In Arunachal Pradesh, some Naga insurgent groups are active in TEL (Tirap, Changlang and Longding) districts in Upper Assam which are at the tri-junction of Assam, Arunachal Pradesh and Nagaland. But the violence level is not that high.
Manipur is worst affected basically because it has a mixture of three main ethnic groups as its habitants: Meteis in the valley, Kukis in the extended plains land towards south and Nagas in the hills. All of them have their own aspirations. All three are having around three dozen groups with a strength of about more than 2,000 personnel indulging in violence and extortion. Kuki groups, numbering roughly about two dozen, mostly indulge in extortion.
The good thing is that the government has SOO (Suspension of Operations) Agreement with 17 of these groups. Because of that the violence level is low from these groups. Meiteis have about six main groups namely UNLF, RPF, KYKL, KCP, PREPAK and PREPAK (Progressive). They keep on indulging in violence in the valley and extortion. Their violence had started in a big way in the beginning of the 80s by PLA when its founder N. Bisheshwar Singh went to China with some others for training and help.
In fact, the PLA had recently come to notice in Myanmar also for its help to the Army junta there, which had usurped power after a coup, in fighting those opposing the coup. The Nagas of course have NSCN (IM), NSCN (K) and some splinter groups operating both in Manipur and Nagaland.

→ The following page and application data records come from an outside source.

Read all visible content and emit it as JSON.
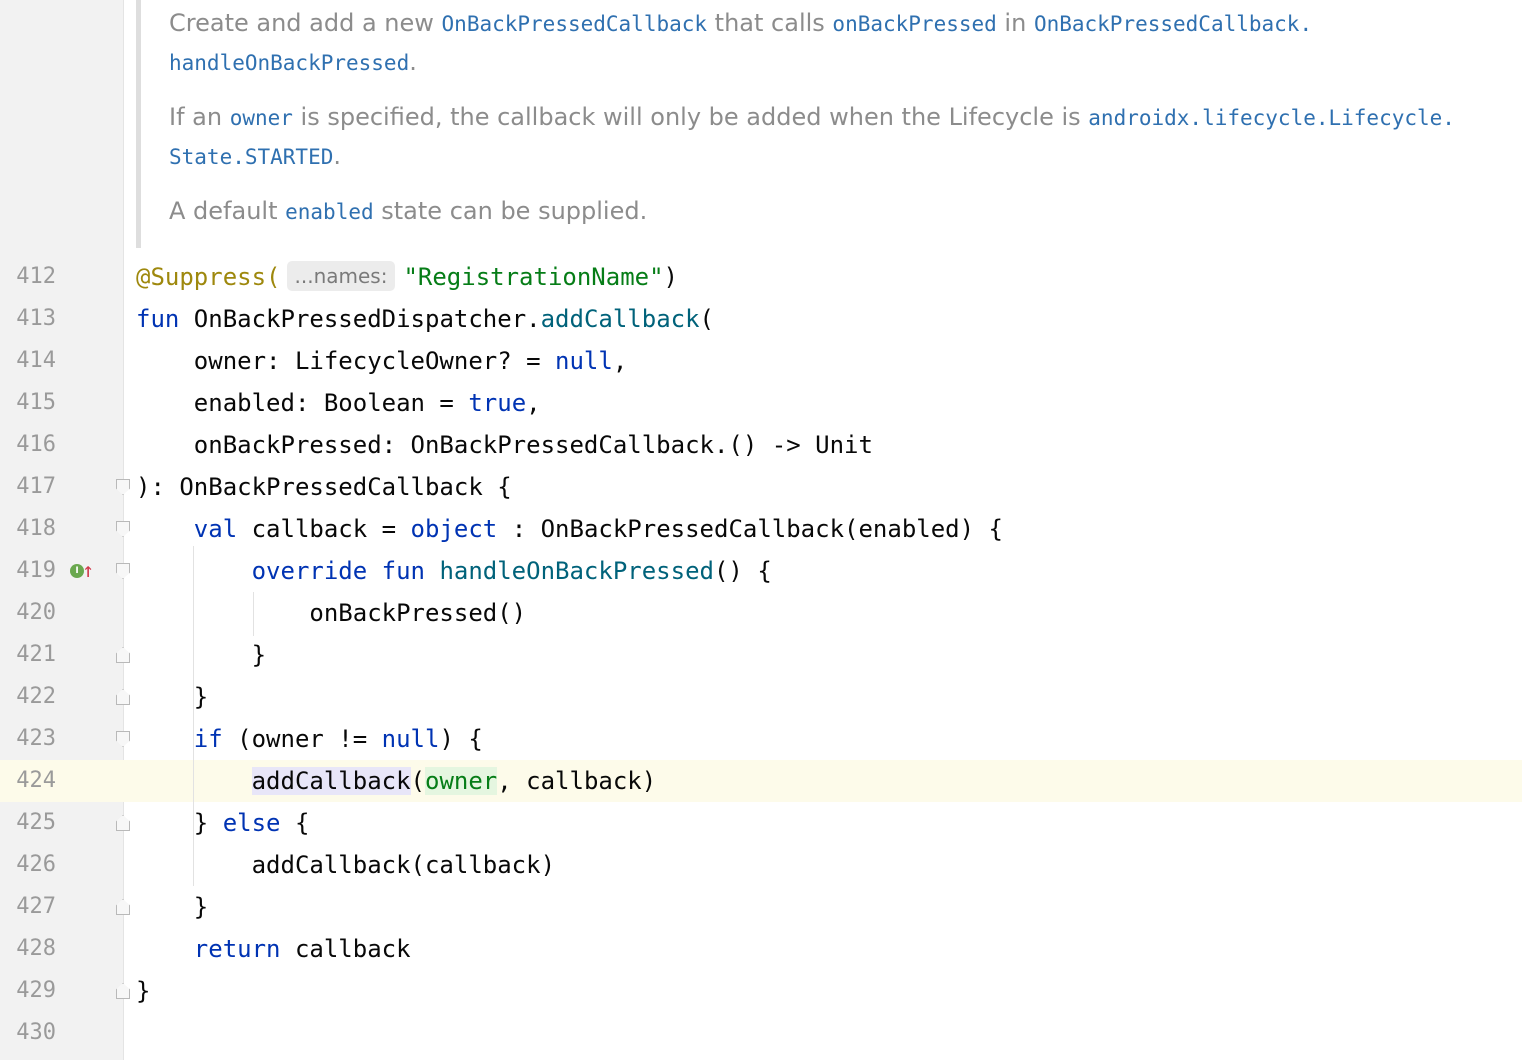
{
  "doc": {
    "p1": [
      {
        "t": "Create and add a new ",
        "c": false
      },
      {
        "t": "OnBackPressedCallback",
        "c": true
      },
      {
        "t": " that calls ",
        "c": false
      },
      {
        "t": "onBackPressed",
        "c": true
      },
      {
        "t": " in ",
        "c": false
      },
      {
        "t": "OnBackPressedCallback.",
        "c": true
      }
    ],
    "p1b": [
      {
        "t": "handleOnBackPressed",
        "c": true
      },
      {
        "t": ".",
        "c": false
      }
    ],
    "p2": [
      {
        "t": "If an ",
        "c": false
      },
      {
        "t": "owner",
        "c": true
      },
      {
        "t": " is specified, the callback will only be added when the Lifecycle is ",
        "c": false
      },
      {
        "t": "androidx.lifecycle.Lifecycle.",
        "c": true
      }
    ],
    "p2b": [
      {
        "t": "State.STARTED",
        "c": true
      },
      {
        "t": ".",
        "c": false
      }
    ],
    "p3": [
      {
        "t": "A default ",
        "c": false
      },
      {
        "t": "enabled",
        "c": true
      },
      {
        "t": " state can be supplied.",
        "c": false
      }
    ]
  },
  "inlay_hint": "...names:",
  "current_line": "424",
  "lines": [
    {
      "n": "412",
      "segs": [
        {
          "t": "@Suppress(",
          "k": "ann"
        },
        {
          "hint": true
        },
        {
          "t": "\"RegistrationName\"",
          "k": "str"
        },
        {
          "t": ")",
          "k": ""
        }
      ]
    },
    {
      "n": "413",
      "segs": [
        {
          "t": "fun",
          "k": "kw"
        },
        {
          "t": " OnBackPressedDispatcher.",
          "k": ""
        },
        {
          "t": "addCallback",
          "k": "fn"
        },
        {
          "t": "(",
          "k": ""
        }
      ]
    },
    {
      "n": "414",
      "segs": [
        {
          "t": "    owner: LifecycleOwner? = ",
          "k": ""
        },
        {
          "t": "null",
          "k": "kw"
        },
        {
          "t": ",",
          "k": ""
        }
      ]
    },
    {
      "n": "415",
      "segs": [
        {
          "t": "    enabled: Boolean = ",
          "k": ""
        },
        {
          "t": "true",
          "k": "kw"
        },
        {
          "t": ",",
          "k": ""
        }
      ]
    },
    {
      "n": "416",
      "segs": [
        {
          "t": "    onBackPressed: OnBackPressedCallback.() -> Unit",
          "k": ""
        }
      ]
    },
    {
      "n": "417",
      "segs": [
        {
          "t": "): OnBackPressedCallback {",
          "k": ""
        }
      ],
      "fold": "open"
    },
    {
      "n": "418",
      "segs": [
        {
          "t": "    ",
          "k": ""
        },
        {
          "t": "val",
          "k": "kw"
        },
        {
          "t": " callback = ",
          "k": ""
        },
        {
          "t": "object",
          "k": "kw"
        },
        {
          "t": " : OnBackPressedCallback(enabled) {",
          "k": ""
        }
      ],
      "fold": "open"
    },
    {
      "n": "419",
      "segs": [
        {
          "t": "        ",
          "k": ""
        },
        {
          "t": "override fun",
          "k": "kw"
        },
        {
          "t": " ",
          "k": ""
        },
        {
          "t": "handleOnBackPressed",
          "k": "fn"
        },
        {
          "t": "() {",
          "k": ""
        }
      ],
      "fold": "open"
    },
    {
      "n": "420",
      "segs": [
        {
          "t": "            onBackPressed()",
          "k": ""
        }
      ]
    },
    {
      "n": "421",
      "segs": [
        {
          "t": "        }",
          "k": ""
        }
      ],
      "fold": "close"
    },
    {
      "n": "422",
      "segs": [
        {
          "t": "    }",
          "k": ""
        }
      ],
      "fold": "close"
    },
    {
      "n": "423",
      "segs": [
        {
          "t": "    ",
          "k": ""
        },
        {
          "t": "if",
          "k": "kw"
        },
        {
          "t": " (owner != ",
          "k": ""
        },
        {
          "t": "null",
          "k": "kw"
        },
        {
          "t": ") {",
          "k": ""
        }
      ],
      "fold": "open"
    },
    {
      "n": "424",
      "segs": [
        {
          "t": "        ",
          "k": ""
        },
        {
          "caret": true
        },
        {
          "t": "addCallback",
          "k": "usage"
        },
        {
          "t": "(",
          "k": ""
        },
        {
          "t": "owner",
          "k": "param"
        },
        {
          "t": ", callback)",
          "k": ""
        }
      ]
    },
    {
      "n": "425",
      "segs": [
        {
          "t": "    } ",
          "k": ""
        },
        {
          "t": "else",
          "k": "kw"
        },
        {
          "t": " {",
          "k": ""
        }
      ],
      "fold": "close"
    },
    {
      "n": "426",
      "segs": [
        {
          "t": "        addCallback(callback)",
          "k": ""
        }
      ]
    },
    {
      "n": "427",
      "segs": [
        {
          "t": "    }",
          "k": ""
        }
      ],
      "fold": "close"
    },
    {
      "n": "428",
      "segs": [
        {
          "t": "    ",
          "k": ""
        },
        {
          "t": "return",
          "k": "kw"
        },
        {
          "t": " callback",
          "k": ""
        }
      ]
    },
    {
      "n": "429",
      "segs": [
        {
          "t": "}",
          "k": ""
        }
      ],
      "fold": "close"
    },
    {
      "n": "430",
      "segs": []
    }
  ],
  "gutter_icons": {
    "line_419": [
      "implements-icon",
      "overrides-up-arrow-icon"
    ],
    "implements_letter": "I",
    "arrow_glyph": "↑"
  }
}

Basically, Manipur and Nagaland have to be tackled now for which some steps are required. First, since most of these groups have bases in Myanmar across a long border of about 1,600 km between the two countries, its help is required. Unfortunately, the writ of the military government of Myanmar doesn’t run well in the areas bordering India, though that government hasn’t been hostile to India's security interests.
So much more diplomatic and economic activity is needed to persuade Myanmar to cooperate fully. Also, it will be a gateway for India to other countries beyond Myanmar in that region for economic development. A close watch has also to be kept on China which has been giving training, help and shelter to a few of these groups.

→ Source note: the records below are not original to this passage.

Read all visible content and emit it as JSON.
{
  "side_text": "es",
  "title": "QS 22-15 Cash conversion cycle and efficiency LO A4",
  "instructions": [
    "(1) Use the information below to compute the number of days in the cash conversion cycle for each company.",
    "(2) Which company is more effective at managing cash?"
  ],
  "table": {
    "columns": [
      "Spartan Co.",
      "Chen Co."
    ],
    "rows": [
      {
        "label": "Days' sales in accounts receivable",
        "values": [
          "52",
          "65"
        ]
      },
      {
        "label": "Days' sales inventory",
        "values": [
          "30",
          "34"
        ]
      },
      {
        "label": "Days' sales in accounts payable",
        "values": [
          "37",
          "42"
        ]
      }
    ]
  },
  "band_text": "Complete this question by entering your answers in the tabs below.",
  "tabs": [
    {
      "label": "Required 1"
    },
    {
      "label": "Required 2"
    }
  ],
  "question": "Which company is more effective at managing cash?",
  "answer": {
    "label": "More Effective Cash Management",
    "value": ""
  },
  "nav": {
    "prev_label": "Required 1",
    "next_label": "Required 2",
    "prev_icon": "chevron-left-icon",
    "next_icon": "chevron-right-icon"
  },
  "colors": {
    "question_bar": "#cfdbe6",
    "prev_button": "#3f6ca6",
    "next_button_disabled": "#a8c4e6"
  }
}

Secondly, using the Army to control insurgency in the Northeast has failed as a model. For decades it hasn’t been able to control insurgency, more so when Myanmar is not like Pakistan, aiding and abetting anti-India insurgent groups. The Army is not trained to deal with insurgency as its basic job is to fight the enemy. But by now it has also developed some interests there as it has permanent establishments in the region.

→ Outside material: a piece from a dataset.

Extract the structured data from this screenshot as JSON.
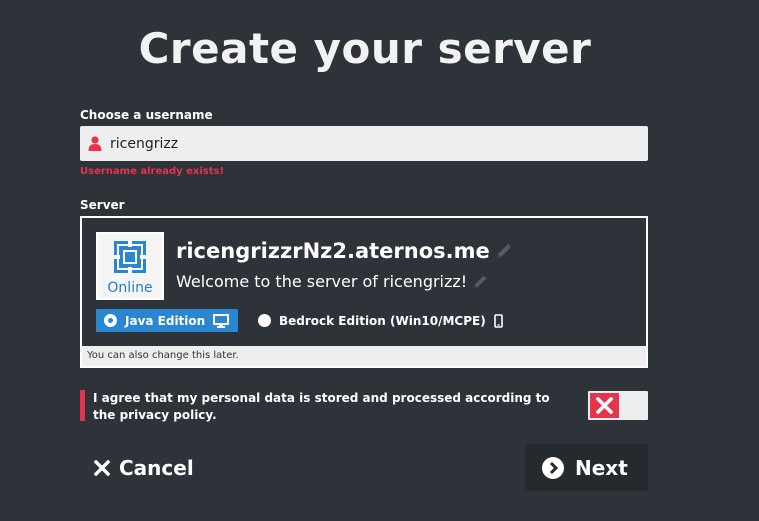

Also, they have been getting medals for operations there but the downside is that there have been cases of atrocities by them on the local population. The protection of AFSPA (Armed Forces Special Powers Act) helps them. The Army should be gradually withdrawn from there while simultaneously strengthening the local police to lead the operations as was done successfully in Tripura.
Thirdly, the central government and the state government of Manipur should try to bring the Meitei groups to the negotiating table and sort out their grievances. Similarly, agreement with the Nagas should be concluded at the earliest. This will give respite not only to Manipur and Nagaland but to the entire region.
Simultaneously, fast economic development and opening of trade and communications links with Myanmar and countries beyond will give a boost to peace in the region, apart from bringing economic prosperity.
(The writer is a former Director General of Police, Manipur and Tripura. The views expressed are personal. He can be contacted at email@example.com)